Action item:
Reproduce the listing below word for word, with no pictures.

Exercise input:
┌──
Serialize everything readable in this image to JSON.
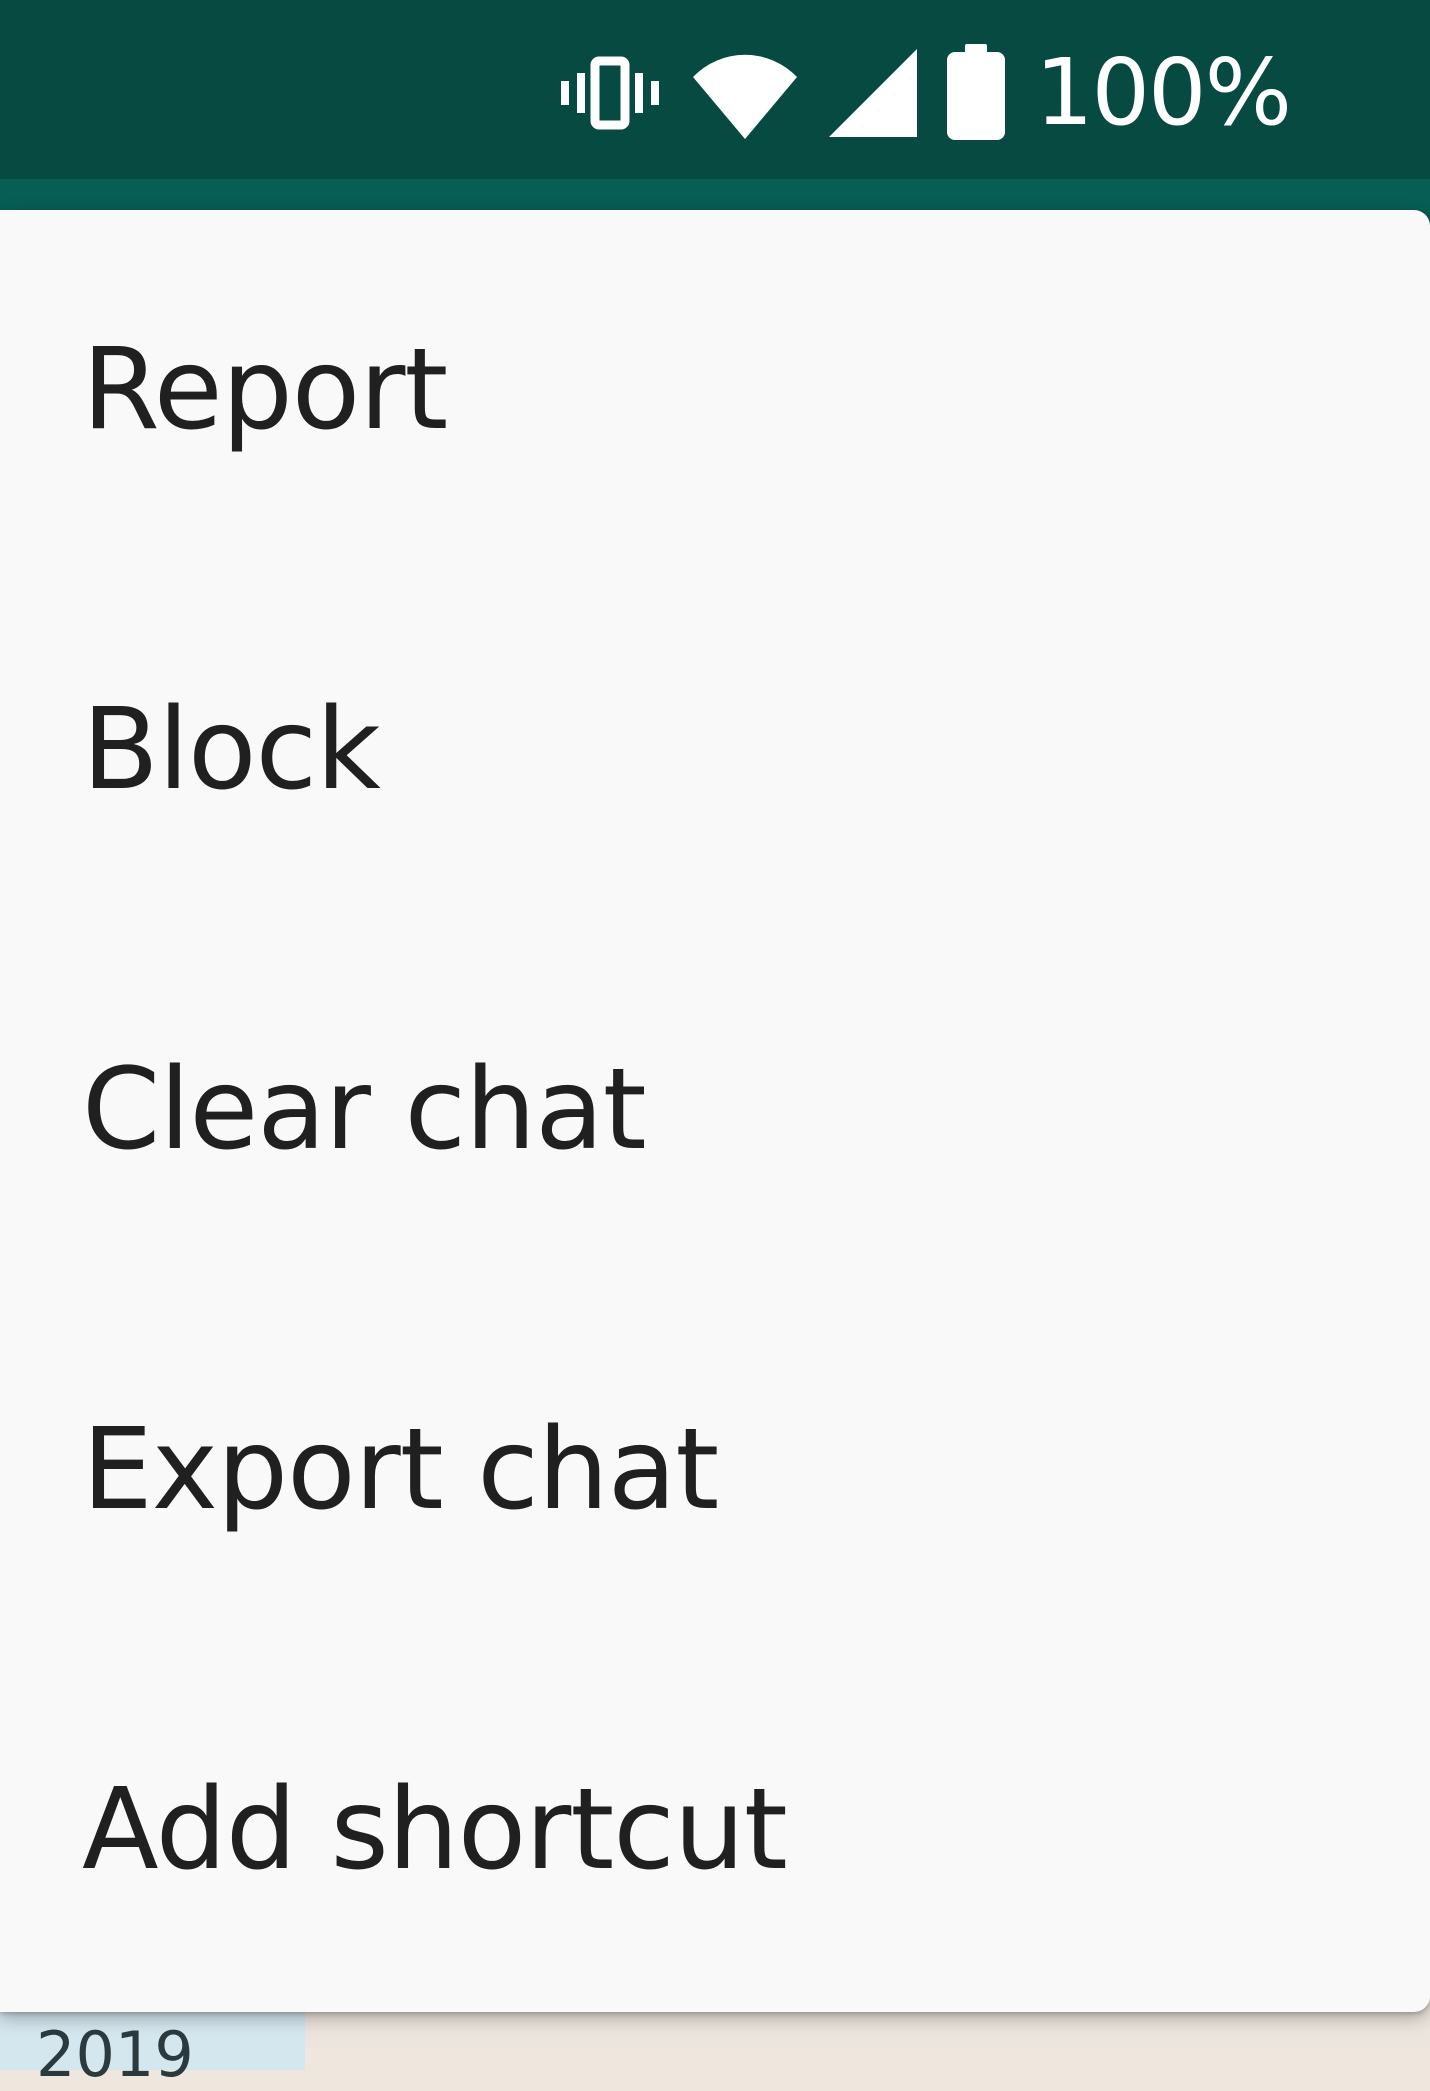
{
  "status_bar": {
    "battery_percent_label": "100%",
    "icons": [
      "vibrate-icon",
      "wifi-icon",
      "signal-icon",
      "battery-icon"
    ],
    "background_color": "#064a42"
  },
  "overflow_menu": {
    "items": [
      {
        "label": "Report"
      },
      {
        "label": "Block"
      },
      {
        "label": "Clear chat"
      },
      {
        "label": "Export chat"
      },
      {
        "label": "Add shortcut"
      }
    ]
  },
  "chat": {
    "date_chip_text": "2019"
  }
}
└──
Reply to the task:
Serialize everything readable in this image to JSON.
{
  "status_bar": {
    "battery_percent_label": "100%",
    "icons": [
      "vibrate-icon",
      "wifi-icon",
      "signal-icon",
      "battery-icon"
    ],
    "background_color": "#064a42"
  },
  "overflow_menu": {
    "items": [
      {
        "label": "Report"
      },
      {
        "label": "Block"
      },
      {
        "label": "Clear chat"
      },
      {
        "label": "Export chat"
      },
      {
        "label": "Add shortcut"
      }
    ]
  },
  "chat": {
    "date_chip_text": "2019"
  }
}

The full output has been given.